- _GOAL OF THE EXERCISE_
Search the entries below for "JSON" and copy each matching line.

_____

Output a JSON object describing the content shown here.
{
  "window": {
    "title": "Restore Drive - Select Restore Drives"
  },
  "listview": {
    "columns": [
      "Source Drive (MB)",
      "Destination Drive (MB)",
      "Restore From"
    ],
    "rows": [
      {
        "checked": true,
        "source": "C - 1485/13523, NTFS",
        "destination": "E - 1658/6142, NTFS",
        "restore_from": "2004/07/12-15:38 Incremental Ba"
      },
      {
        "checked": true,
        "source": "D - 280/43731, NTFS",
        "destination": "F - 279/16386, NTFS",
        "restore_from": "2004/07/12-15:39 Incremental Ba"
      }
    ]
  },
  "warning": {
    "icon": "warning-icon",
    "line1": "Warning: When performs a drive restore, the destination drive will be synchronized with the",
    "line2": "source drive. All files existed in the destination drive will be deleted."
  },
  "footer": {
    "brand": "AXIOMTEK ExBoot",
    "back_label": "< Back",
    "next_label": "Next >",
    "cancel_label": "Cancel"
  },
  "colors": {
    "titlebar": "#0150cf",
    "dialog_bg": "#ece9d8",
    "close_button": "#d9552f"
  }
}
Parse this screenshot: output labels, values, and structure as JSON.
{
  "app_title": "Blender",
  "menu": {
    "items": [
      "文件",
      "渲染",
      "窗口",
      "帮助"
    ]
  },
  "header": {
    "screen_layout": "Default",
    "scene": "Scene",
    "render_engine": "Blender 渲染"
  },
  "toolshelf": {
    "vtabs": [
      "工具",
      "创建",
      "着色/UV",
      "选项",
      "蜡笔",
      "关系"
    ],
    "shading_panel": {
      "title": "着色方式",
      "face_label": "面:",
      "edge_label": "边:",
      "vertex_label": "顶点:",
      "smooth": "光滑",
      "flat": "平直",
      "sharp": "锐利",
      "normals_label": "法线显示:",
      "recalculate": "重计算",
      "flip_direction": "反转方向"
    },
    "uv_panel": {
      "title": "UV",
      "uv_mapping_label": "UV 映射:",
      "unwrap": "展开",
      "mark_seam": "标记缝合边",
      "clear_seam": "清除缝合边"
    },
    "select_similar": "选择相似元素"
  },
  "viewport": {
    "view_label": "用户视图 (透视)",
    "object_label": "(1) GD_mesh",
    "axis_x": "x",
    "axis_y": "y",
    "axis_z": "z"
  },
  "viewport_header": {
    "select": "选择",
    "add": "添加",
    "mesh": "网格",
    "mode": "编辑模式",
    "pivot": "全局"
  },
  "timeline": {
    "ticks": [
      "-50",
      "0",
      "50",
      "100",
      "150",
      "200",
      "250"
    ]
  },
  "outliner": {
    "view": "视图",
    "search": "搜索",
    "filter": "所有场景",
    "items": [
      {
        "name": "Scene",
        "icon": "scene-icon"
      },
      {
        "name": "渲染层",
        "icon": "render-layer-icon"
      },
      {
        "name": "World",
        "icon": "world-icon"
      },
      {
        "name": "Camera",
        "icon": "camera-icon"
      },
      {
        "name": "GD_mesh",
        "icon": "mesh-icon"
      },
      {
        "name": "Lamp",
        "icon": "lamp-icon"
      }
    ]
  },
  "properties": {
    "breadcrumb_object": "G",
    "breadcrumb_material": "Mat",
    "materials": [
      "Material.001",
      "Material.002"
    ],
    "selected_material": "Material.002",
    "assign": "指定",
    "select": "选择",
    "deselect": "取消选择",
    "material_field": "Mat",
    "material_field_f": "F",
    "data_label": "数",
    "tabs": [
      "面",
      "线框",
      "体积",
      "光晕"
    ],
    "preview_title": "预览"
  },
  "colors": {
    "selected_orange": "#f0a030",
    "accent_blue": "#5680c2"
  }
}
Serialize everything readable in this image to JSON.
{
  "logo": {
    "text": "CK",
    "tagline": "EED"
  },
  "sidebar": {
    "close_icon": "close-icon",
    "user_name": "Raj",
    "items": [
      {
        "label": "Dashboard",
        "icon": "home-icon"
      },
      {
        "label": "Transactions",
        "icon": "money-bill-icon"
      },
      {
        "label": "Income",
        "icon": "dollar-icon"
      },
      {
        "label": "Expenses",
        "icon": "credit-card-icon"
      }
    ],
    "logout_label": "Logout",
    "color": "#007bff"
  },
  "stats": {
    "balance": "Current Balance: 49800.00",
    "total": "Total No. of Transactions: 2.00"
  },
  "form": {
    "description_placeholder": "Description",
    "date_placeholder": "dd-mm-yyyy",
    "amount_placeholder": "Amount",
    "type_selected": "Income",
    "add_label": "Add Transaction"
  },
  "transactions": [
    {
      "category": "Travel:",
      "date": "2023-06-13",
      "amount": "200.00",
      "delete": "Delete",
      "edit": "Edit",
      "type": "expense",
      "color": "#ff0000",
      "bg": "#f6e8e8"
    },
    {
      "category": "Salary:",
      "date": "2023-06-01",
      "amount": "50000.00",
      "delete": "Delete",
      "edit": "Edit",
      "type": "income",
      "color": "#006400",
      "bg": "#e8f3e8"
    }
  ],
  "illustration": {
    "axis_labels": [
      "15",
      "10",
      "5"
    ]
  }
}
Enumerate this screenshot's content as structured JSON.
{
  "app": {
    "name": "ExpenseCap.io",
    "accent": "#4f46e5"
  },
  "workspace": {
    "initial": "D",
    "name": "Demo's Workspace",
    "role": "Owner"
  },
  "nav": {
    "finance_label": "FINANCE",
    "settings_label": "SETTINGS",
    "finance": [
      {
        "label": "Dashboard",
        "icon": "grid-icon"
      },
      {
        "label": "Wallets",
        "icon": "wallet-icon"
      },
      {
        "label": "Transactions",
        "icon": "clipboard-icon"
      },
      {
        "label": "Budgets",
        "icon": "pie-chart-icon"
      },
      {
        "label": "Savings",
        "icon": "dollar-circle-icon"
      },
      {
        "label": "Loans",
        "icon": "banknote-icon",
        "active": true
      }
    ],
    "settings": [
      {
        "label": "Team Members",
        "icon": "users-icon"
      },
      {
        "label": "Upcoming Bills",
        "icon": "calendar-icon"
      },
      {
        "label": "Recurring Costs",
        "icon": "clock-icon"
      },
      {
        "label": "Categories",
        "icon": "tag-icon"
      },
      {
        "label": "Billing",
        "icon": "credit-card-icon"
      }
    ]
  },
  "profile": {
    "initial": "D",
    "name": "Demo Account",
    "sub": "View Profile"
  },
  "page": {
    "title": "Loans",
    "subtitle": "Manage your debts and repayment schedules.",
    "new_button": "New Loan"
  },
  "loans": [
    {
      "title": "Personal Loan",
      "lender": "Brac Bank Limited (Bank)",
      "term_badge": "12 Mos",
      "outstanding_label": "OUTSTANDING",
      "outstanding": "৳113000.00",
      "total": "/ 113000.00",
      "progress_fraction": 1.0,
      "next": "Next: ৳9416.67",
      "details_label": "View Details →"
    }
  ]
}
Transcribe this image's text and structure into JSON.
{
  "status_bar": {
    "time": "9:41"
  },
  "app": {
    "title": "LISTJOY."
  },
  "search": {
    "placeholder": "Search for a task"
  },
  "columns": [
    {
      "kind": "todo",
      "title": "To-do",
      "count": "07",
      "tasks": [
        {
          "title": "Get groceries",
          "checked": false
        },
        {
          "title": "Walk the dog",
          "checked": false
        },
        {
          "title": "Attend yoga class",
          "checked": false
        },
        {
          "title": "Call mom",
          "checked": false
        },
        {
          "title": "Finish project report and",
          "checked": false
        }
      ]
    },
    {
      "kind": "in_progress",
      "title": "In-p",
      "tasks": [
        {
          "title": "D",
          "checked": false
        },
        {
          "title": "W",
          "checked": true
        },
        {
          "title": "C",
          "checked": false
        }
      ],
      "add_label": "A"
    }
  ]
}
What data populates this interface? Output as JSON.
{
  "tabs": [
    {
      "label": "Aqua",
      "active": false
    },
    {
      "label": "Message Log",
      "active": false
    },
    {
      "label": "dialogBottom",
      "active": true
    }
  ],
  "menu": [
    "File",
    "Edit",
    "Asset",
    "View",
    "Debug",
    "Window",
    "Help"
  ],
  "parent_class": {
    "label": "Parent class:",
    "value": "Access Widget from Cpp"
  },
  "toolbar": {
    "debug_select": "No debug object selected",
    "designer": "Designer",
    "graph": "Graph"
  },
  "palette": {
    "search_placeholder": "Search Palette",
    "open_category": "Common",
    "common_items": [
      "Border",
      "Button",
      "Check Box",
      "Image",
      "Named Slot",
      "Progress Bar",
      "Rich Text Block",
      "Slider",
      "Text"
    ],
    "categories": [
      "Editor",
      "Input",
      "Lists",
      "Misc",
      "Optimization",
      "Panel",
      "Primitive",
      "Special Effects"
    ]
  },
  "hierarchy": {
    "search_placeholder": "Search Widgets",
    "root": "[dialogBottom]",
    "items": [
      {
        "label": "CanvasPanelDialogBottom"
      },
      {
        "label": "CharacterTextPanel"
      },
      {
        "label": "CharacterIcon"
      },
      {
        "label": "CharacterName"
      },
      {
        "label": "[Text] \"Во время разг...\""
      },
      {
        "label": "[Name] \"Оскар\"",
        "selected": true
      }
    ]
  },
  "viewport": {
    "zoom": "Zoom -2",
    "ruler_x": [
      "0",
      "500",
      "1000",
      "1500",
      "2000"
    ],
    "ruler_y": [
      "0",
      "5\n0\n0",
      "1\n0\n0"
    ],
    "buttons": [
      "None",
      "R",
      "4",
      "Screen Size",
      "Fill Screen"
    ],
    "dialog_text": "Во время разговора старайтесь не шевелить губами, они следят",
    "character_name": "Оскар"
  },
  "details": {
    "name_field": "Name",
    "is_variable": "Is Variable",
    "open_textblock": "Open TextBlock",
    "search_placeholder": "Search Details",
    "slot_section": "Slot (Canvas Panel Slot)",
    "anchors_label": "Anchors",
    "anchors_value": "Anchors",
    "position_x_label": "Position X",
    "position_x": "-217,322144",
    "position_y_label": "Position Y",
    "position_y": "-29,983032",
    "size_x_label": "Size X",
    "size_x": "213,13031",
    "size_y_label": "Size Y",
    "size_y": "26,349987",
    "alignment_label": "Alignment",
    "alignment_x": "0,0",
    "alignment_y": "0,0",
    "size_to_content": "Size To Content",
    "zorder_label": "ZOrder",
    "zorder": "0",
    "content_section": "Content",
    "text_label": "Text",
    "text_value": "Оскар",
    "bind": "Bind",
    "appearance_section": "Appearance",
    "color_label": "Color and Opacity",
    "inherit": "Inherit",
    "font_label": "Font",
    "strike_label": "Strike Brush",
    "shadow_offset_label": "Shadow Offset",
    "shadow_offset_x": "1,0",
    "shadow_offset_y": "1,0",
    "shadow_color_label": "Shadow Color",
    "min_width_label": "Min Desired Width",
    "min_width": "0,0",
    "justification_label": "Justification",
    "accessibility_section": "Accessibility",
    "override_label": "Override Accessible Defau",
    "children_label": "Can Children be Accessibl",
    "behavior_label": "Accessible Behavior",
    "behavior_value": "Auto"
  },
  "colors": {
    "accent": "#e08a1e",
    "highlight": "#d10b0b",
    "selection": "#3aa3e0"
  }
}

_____

- _TASK RESULT_
Output a JSON object describing the content shown here.
Parse this screenshot: output labels, values, and structure as JSON.
Serialize everything readable in this image to JSON.
Enumerate this screenshot's content as structured JSON.
Transcribe this image's text and structure into JSON.
What data populates this interface? Output as JSON.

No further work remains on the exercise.